Newbies like Brian Chung of Oakwyn Realty, who acquired his licence just a year ago, are figuring out their brand strategies to address the slowing market.  

“Everybody going into this industry has to play into their own backgrounds and circumstances,” he told BNN Bloomberg in a phone interview.

As a chartered professional accountant with experience outside real estate, Chung has built up what realtors call “centres of influence.”

“It could be your hockey team, a volunteer group, or your church ... groups who know you that trust you,” he says. “I’ve lived, breathed and tasted both the buy and sell sides in various parts of the city, and they know I’ve bought and sold more than the average Vancouverite.”

Chung emphasizes the importance of education and training across the industry, taking into account the fiduciary duties of a realtor.  

“The barriers to entry are low, yet we’re tasked with selling $3-million homes when these are people’s life savings,” he says.

As for Wiens, he is hopeful that the market will recover eventually but still plans to go above and beyond when it comes to selling homes.

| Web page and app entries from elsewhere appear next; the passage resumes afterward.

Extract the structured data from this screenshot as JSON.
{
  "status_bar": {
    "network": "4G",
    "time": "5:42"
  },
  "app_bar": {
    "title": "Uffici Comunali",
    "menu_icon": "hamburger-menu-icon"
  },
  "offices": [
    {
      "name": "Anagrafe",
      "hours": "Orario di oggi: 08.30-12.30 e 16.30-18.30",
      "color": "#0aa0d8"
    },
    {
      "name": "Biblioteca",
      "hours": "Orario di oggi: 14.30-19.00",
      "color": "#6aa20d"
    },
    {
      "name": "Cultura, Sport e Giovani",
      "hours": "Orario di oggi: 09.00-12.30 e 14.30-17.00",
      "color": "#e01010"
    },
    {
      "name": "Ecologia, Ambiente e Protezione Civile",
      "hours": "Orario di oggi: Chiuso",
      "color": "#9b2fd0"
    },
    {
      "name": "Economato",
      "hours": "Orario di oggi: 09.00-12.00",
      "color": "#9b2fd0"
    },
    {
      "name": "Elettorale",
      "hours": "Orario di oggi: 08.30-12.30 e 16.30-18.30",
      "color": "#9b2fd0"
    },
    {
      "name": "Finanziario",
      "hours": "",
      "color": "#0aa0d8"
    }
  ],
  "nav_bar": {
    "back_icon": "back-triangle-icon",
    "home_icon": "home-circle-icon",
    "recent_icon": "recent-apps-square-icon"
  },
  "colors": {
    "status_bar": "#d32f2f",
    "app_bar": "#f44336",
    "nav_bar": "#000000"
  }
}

“We have an opportunity to do something special here and help clients so everybody wins,” says Wiens about VNTA.

“The only negative is my bank account.”